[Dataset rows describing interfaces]

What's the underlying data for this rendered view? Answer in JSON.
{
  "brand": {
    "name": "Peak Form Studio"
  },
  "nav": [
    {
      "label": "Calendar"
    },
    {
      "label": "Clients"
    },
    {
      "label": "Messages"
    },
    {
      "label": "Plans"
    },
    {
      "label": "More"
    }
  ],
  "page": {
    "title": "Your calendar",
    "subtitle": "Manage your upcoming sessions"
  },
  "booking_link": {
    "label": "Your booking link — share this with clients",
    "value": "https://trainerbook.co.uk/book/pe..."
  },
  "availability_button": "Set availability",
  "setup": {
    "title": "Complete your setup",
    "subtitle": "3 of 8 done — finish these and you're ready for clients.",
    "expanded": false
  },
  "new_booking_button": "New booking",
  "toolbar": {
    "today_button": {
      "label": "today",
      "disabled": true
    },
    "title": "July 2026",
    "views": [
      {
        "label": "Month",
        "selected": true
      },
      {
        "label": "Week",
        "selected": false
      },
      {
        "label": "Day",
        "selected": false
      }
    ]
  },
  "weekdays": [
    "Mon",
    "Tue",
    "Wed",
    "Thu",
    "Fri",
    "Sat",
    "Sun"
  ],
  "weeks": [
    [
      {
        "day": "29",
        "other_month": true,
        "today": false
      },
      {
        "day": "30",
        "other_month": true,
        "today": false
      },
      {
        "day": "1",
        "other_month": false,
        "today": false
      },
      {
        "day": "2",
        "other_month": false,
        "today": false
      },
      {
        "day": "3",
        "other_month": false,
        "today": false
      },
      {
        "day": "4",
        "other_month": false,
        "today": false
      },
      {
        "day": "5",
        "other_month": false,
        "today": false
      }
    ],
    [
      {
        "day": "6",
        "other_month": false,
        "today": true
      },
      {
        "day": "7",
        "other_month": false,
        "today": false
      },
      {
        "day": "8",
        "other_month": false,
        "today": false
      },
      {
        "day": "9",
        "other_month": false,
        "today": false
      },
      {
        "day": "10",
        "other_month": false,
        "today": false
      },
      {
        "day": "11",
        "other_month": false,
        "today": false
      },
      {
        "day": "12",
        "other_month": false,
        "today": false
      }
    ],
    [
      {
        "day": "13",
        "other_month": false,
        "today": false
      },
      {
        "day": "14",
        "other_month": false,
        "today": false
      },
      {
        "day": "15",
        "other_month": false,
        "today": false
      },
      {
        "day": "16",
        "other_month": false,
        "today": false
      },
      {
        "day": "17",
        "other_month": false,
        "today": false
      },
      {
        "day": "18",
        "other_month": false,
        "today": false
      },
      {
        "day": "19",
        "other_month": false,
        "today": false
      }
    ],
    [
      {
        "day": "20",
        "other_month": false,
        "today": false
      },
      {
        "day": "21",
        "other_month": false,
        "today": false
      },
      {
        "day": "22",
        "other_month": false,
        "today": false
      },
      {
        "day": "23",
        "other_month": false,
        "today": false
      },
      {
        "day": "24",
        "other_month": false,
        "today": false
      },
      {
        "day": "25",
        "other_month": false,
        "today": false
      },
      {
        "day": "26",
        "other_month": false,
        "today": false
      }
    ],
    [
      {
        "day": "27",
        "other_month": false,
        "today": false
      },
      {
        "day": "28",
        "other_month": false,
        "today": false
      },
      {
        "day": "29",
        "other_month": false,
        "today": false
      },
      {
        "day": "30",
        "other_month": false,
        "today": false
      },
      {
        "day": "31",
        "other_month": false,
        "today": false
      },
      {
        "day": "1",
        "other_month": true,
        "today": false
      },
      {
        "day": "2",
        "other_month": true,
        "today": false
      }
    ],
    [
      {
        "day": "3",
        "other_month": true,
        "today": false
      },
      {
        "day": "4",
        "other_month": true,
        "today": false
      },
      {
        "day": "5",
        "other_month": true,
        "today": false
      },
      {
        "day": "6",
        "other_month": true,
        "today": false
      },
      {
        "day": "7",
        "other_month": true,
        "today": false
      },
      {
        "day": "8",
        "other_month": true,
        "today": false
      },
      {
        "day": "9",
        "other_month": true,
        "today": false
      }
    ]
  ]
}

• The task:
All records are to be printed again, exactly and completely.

• Solution for this problem:
What's the underlying data for this rendered view? Answer in JSON.
{
  "brand": {
    "name": "Peak Form Studio"
  },
  "nav": [
    {
      "label": "Calendar"
    },
    {
      "label": "Clients"
    },
    {
      "label": "Messages"
    },
    {
      "label": "Plans"
    },
    {
      "label": "More"
    }
  ],
  "page": {
    "title": "Your calendar",
    "subtitle": "Manage your upcoming sessions"
  },
  "booking_link": {
    "label": "Your booking link — share this with clients",
    "value": "https://trainerbook.co.uk/book/pe..."
  },
  "availability_button": "Set availability",
  "setup": {
    "title": "Complete your setup",
    "subtitle": "3 of 8 done — finish these and you're ready for clients.",
    "expanded": false
  },
  "new_booking_button": "New booking",
  "toolbar": {
    "today_button": {
      "label": "today",
      "disabled": true
    },
    "title": "July 2026",
    "views": [
      {
        "label": "Month",
        "selected": true
      },
      {
        "label": "Week",
        "selected": false
      },
      {
        "label": "Day",
        "selected": false
      }
    ]
  },
  "weekdays": [
    "Mon",
    "Tue",
    "Wed",
    "Thu",
    "Fri",
    "Sat",
    "Sun"
  ],
  "weeks": [
    [
      {
        "day": "29",
        "other_month": true,
        "today": false
      },
      {
        "day": "30",
        "other_month": true,
        "today": false
      },
      {
        "day": "1",
        "other_month": false,
        "today": false
      },
      {
        "day": "2",
        "other_month": false,
        "today": false
      },
      {
        "day": "3",
        "other_month": false,
        "today": false
      },
      {
        "day": "4",
        "other_month": false,
        "today": false
      },
      {
        "day": "5",
        "other_month": false,
        "today": false
      }
    ],
    [
      {
        "day": "6",
        "other_month": false,
        "today": true
      },
      {
        "day": "7",
        "other_month": false,
        "today": false
      },
      {
        "day": "8",
        "other_month": false,
        "today": false
      },
      {
        "day": "9",
        "other_month": false,
        "today": false
      },
      {
        "day": "10",
        "other_month": false,
        "today": false
      },
      {
        "day": "11",
        "other_month": false,
        "today": false
      },
      {
        "day": "12",
        "other_month": false,
        "today": false
      }
    ],
    [
      {
        "day": "13",
        "other_month": false,
        "today": false
      },
      {
        "day": "14",
        "other_month": false,
        "today": false
      },
      {
        "day": "15",
        "other_month": false,
        "today": false
      },
      {
        "day": "16",
        "other_month": false,
        "today": false
      },
      {
        "day": "17",
        "other_month": false,
        "today": false
      },
      {
        "day": "18",
        "other_month": false,
        "today": false
      },
      {
        "day": "19",
        "other_month": false,
        "today": false
      }
    ],
    [
      {
        "day": "20",
        "other_month": false,
        "today": false
      },
      {
        "day": "21",
        "other_month": false,
        "today": false
      },
      {
        "day": "22",
        "other_month": false,
        "today": false
      },
      {
        "day": "23",
        "other_month": false,
        "today": false
      },
      {
        "day": "24",
        "other_month": false,
        "today": false
      },
      {
        "day": "25",
        "other_month": false,
        "today": false
      },
      {
        "day": "26",
        "other_month": false,
        "today": false
      }
    ],
    [
      {
        "day": "27",
        "other_month": false,
        "today": false
      },
      {
        "day": "28",
        "other_month": false,
        "today": false
      },
      {
        "day": "29",
        "other_month": false,
        "today": false
      },
      {
        "day": "30",
        "other_month": false,
        "today": false
      },
      {
        "day": "31",
        "other_month": false,
        "today": false
      },
      {
        "day": "1",
        "other_month": true,
        "today": false
      },
      {
        "day": "2",
        "other_month": true,
        "today": false
      }
    ],
    [
      {
        "day": "3",
        "other_month": true,
        "today": false
      },
      {
        "day": "4",
        "other_month": true,
        "today": false
      },
      {
        "day": "5",
        "other_month": true,
        "today": false
      },
      {
        "day": "6",
        "other_month": true,
        "today": false
      },
      {
        "day": "7",
        "other_month": true,
        "today": false
      },
      {
        "day": "8",
        "other_month": true,
        "today": false
      },
      {
        "day": "9",
        "other_month": true,
        "today": false
      }
    ]
  ]
}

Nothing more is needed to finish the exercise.